a) AQI- Air Pollution: Real- time Air Quality Index

Free website where you can check the real-time air quality index (AQI) in different languages and in a place chosen by the user. In addition to the state of air pollution, the user can also check the current temperature, pressure, humidity and wind.

Fot. 9 Local air quality in Lisbon on August 18, 2022 in Lisbon (Portugal)

b) eLichens Air Quality Map

eLichens World Air Quality Map is a free and unlimited access to the Global Air Quality Map that provides real-time air pollution data for 300 cities around the world.

Fot. 10 Air Quality in Europe according to eLichens as of 08/18/2022

c) Airly

Airly is an air quality monitoring and forecasting system. It allows you to monitor the current level of pollution and helps to predict the level of air pollution in the next 24 hours. It is possible thanks to data analysis with the use of algorithms and elements of artificial intelligence.

The Airly system consists of a network of sensors that measure the level of particulate matter, temperature and humidity in real time. Airly has its own internet platform, mobile application, data panel and forecast. Below is an excerpt from the website, through which you can check the current air quality in a selected place.

Fot. 11 Local air quality in Wrocław according to Airly on August 18, 2022 in Lisbon (Portugal)

d) Syngeos

The Polish Syngeos platform enables the visualization of the collected and analyzed data. Syngeos works with local governments and schools to place air measurement stations, e.g. from around schools or city centers. The collected data can be displayed on LED boards informing students / city residents about the quality of the air. The state of air pollution using the Syngeos portal or application can be checked not only in Poland, but also in many European cities, because the company is intensively developing and measuring stations are installed on an increasing scale.

Fot. 12 The level of PM10 particulate matter in Europe according to Syngeos as of August 18, 2022
Fot. 13 Concentration of particulate matter PM2.5 and PM10 according to Syngeos as of August 18, 2022 in Polkowice (Poland).

There are also websites available on the Internet that can be used to check short-term forecasts of air quality in Europe. They use various methods of modeling the spread of air pollutants. Examples of European short-term air quality forecasts:

LED boards / screens / monitors / local government websites

A great solution is to display the measurement results on screens, monitors, LED boards or local government websites. Monitoring air quality and communicating its results to the public is often practiced by local governments. Such activities bring many benefits, as presenting the results of measurements to the community makes residents aware of air quality in real time. The system of constant air quality monitoring, taking into account the standards (in a color manner), reaches not only young people, but also older people who do not use the Internet on a daily basis. The results of real-time air quality measurements made available to the public allow for quick response to changing environmental conditions and protection of people who are particularly exposed to the negative impact of air pollution, e.g. seniors, pregnant women, children, allergy sufferers.

The Copernicus Atmosphere Monitoring

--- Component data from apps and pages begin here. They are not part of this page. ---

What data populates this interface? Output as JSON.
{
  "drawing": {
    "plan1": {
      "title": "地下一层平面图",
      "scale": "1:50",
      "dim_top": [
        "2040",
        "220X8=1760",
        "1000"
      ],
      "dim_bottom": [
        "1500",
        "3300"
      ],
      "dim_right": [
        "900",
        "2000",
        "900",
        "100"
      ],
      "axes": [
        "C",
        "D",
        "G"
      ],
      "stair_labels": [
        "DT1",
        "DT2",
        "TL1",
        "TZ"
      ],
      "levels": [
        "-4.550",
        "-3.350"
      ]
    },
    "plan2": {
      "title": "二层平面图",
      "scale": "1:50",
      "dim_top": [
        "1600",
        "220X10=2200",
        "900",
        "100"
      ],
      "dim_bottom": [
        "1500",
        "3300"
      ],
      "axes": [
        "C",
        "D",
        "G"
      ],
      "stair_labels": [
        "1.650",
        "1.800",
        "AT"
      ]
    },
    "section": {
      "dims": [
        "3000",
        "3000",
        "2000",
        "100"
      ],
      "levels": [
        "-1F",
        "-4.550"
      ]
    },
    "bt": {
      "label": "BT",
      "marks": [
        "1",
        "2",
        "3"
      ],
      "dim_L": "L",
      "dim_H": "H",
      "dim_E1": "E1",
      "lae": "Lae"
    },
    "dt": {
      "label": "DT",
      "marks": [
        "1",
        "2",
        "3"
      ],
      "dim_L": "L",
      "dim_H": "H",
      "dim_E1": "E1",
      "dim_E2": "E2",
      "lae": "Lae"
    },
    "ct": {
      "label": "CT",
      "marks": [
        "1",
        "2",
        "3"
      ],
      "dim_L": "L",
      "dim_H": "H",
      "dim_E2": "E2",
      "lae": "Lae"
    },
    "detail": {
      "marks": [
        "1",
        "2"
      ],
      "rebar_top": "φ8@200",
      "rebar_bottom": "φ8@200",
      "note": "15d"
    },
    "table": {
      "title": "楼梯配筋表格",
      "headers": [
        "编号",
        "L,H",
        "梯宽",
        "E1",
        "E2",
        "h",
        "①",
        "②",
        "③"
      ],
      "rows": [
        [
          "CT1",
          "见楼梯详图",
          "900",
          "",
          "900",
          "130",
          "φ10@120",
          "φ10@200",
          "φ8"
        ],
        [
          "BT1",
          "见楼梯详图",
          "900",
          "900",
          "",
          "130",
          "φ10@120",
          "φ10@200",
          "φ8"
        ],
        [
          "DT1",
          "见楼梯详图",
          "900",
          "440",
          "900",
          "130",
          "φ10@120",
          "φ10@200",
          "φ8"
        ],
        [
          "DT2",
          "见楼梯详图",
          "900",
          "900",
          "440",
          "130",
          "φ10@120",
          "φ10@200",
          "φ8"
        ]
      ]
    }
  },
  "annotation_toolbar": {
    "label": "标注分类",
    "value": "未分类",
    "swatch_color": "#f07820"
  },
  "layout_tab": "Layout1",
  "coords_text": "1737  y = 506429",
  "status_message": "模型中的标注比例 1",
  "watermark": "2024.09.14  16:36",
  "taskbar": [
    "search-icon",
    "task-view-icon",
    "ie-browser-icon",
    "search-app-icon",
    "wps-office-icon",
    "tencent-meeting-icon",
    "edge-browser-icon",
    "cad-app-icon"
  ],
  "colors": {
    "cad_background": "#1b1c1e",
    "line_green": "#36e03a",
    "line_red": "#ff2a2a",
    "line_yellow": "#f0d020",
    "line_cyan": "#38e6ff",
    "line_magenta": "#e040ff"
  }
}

The Copernicus Atmosphere Monitoring Service is part of the EU’s Copernicus program, which is coordinated and managed by the European Commission. This program is used for Earth observation, where the planet and its environment are analyzed to maximize the benefits for the citizens of the European Union. The program covers the availability of information services based on satellite Earth observation and in situ data (mainly data available from ground-based research stations). Users have free access to information services provided under the program. The program enables continuous monitoring of the current composition of the Earth’s atmosphere on a regional and global scale (analysis), forecasting the situation several days in advance (forecast) or constant analysis and recording of retrospective data from recent years (re-analysis). More information about the Copernicus program can be found on the website:  and youtube:

The Copernicus Atmosphere Monitoring focuses in particular on five main areas:

Sample products provided by the Copernicus Atmosphere Monitoring Service: